A year after Dr. Laurie Marker founded CCF, Wayne Hanssen founded the Africat Foundation in 1991. The Africat Foundation Day Visitors Center is located in the Okonjima Nature Reserve. That is about 70 km (1 hour) drive south of Otjiwarongo.
Africat is an ecological research center focused on the sustainable conservation of leopards and brown hyenas. True bog cat enthusiasts may also want to pay a visit to Africat. I haven’t been here myself, it seemed a bit more commercial to me.
Where to spend the night
Since the Cheetah View Lodge in Otjiwarongo was already full, we decided to spend the night at Sasa Safari Camp in Outjo. This property is located between Otjiwarongo and Etosha. And that turned out to be an excellent decision.
We really enjoyed the peace and refreshing pool at Sasa Safari Camp. From here we enjoyed the beautiful view over the savannah. And that while our host prepared a delicious meal for us on the ‘braai’ (BBQ). Drink with it, the sun setting… absolutely great!
The next day we drove further north on the C38 towards Etosha NP. You could also drive to Etosha in one go if you want. Or spend the night in Otjiwarongo or Outjo. Depending on how much you like to drive on one day. And at what time the sun will set when you are visiting the area.
- Windhoek – Cheetah Conservation Fund Otjiwarongo 300 km (185 mi) ca. 3-3.5 uur
- Otjiwarongo – Outjo Sasa Safari Camp 115 km (70 mi) ca. 1.5 uur
- Outjo – Etosha NP Okaukuejo Camp 125 km (77 mi) ca. 1.5 uur
We drove this route with a VW Polo rented at Sunny Cars.
For the continuation of this journey please check the article Beautiful Etosha National Park in Namibia – Africa Dream trip part 2.
Have you ever seen cheetahs in the wild? Do you have plans to go to Namibia? I hope this article has inspired you to do so, or helped you to find the right information. Please feel free to share this article on social media, to leave a nice comment, additional tip or question at the bottom of this article.
For more articles about Namibia look in the Africa Blog Archives.
This article contains affiliate links to support this website. It does not cost you a cent extra if you buy something after clicking on one of those links. As you might understand, keeping a website like this up and running is not for free. Affiliate partners reward me with a small commision for making useful connections between buyers and their service or product (that I like too), which helps to cover the costs for this website. Consider it as a compliment for my work. For more information click here.
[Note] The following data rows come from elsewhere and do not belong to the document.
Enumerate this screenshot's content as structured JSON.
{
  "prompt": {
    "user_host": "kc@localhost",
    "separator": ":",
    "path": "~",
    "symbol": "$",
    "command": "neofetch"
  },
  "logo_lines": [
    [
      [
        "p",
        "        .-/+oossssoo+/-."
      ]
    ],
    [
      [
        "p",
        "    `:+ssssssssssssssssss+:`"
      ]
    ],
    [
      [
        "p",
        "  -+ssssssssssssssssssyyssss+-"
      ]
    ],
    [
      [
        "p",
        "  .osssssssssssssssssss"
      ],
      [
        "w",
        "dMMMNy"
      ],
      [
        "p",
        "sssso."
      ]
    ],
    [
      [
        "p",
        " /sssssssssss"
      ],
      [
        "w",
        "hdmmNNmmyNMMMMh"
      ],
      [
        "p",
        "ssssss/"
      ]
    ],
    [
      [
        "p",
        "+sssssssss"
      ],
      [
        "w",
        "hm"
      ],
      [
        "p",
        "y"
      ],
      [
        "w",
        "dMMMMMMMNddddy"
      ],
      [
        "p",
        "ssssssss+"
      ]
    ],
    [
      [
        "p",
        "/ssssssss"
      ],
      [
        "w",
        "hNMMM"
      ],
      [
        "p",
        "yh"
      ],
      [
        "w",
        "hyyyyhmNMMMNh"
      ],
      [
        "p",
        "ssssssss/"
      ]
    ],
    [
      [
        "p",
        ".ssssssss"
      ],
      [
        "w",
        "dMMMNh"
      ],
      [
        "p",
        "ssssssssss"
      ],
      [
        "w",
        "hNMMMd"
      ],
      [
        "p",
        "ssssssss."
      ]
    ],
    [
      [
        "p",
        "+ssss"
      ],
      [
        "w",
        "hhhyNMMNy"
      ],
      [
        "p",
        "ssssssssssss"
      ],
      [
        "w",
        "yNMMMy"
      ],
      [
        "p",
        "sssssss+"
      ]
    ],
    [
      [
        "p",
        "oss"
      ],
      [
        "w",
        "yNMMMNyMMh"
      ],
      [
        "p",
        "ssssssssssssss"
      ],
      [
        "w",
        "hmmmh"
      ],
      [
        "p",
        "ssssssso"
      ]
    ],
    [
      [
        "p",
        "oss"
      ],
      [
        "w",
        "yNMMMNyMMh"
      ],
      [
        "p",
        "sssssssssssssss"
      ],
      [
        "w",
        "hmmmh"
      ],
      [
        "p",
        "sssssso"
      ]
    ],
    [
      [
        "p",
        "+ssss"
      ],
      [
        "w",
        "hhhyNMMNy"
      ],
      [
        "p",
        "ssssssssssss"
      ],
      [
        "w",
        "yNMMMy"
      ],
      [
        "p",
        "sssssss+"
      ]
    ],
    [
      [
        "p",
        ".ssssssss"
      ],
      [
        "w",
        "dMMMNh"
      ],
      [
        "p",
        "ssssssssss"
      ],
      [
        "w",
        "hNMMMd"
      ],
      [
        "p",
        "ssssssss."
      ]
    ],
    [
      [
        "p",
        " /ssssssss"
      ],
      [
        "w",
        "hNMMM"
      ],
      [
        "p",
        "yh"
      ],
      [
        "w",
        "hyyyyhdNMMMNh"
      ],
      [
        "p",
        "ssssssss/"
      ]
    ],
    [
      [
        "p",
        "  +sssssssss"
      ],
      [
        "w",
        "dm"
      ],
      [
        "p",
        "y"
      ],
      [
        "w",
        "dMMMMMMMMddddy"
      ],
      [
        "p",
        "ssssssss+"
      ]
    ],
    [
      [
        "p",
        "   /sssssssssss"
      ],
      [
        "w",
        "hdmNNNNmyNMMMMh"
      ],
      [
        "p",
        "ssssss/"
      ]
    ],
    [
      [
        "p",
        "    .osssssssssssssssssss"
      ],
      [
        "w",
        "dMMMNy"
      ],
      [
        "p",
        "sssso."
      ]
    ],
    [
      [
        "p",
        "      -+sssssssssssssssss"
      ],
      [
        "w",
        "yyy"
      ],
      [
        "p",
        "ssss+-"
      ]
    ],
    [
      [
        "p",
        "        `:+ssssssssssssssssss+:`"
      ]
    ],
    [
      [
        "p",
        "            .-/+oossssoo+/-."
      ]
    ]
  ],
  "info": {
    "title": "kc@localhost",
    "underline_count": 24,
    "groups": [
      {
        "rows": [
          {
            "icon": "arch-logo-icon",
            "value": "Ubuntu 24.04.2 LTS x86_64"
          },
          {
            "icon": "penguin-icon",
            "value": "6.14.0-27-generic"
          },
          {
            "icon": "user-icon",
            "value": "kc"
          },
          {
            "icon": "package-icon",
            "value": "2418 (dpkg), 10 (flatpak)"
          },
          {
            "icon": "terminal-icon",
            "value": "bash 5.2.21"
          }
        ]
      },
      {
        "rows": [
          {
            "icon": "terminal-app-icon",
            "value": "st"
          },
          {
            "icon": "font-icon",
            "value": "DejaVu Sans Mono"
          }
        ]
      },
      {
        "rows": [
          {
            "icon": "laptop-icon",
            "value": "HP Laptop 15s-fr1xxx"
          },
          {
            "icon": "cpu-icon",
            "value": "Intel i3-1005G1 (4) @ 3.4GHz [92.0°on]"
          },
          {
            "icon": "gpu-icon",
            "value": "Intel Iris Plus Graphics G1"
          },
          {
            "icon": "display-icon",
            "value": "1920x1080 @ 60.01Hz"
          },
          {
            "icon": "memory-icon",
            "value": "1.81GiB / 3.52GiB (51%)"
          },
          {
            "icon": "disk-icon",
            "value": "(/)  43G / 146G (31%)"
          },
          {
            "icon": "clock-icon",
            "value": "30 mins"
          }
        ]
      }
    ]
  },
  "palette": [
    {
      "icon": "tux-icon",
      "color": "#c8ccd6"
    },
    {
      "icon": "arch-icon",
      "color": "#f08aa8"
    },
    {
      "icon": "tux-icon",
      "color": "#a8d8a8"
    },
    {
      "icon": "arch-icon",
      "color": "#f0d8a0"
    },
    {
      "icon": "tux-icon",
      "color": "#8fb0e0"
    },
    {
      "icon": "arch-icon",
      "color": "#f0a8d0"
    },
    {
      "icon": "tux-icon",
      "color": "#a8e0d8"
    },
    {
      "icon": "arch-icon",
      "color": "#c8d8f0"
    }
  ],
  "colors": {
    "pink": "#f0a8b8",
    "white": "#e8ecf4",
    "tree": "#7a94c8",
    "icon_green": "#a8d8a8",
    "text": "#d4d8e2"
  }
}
Don’t want to order anything via these links but would like to support me to continue to create new content? You can always buy me a glass of wine or take a look at my partner page. Thanks in advance & enjoy your next trip!
Last Updated on 03/05/2022 by Elisa Flitter Fever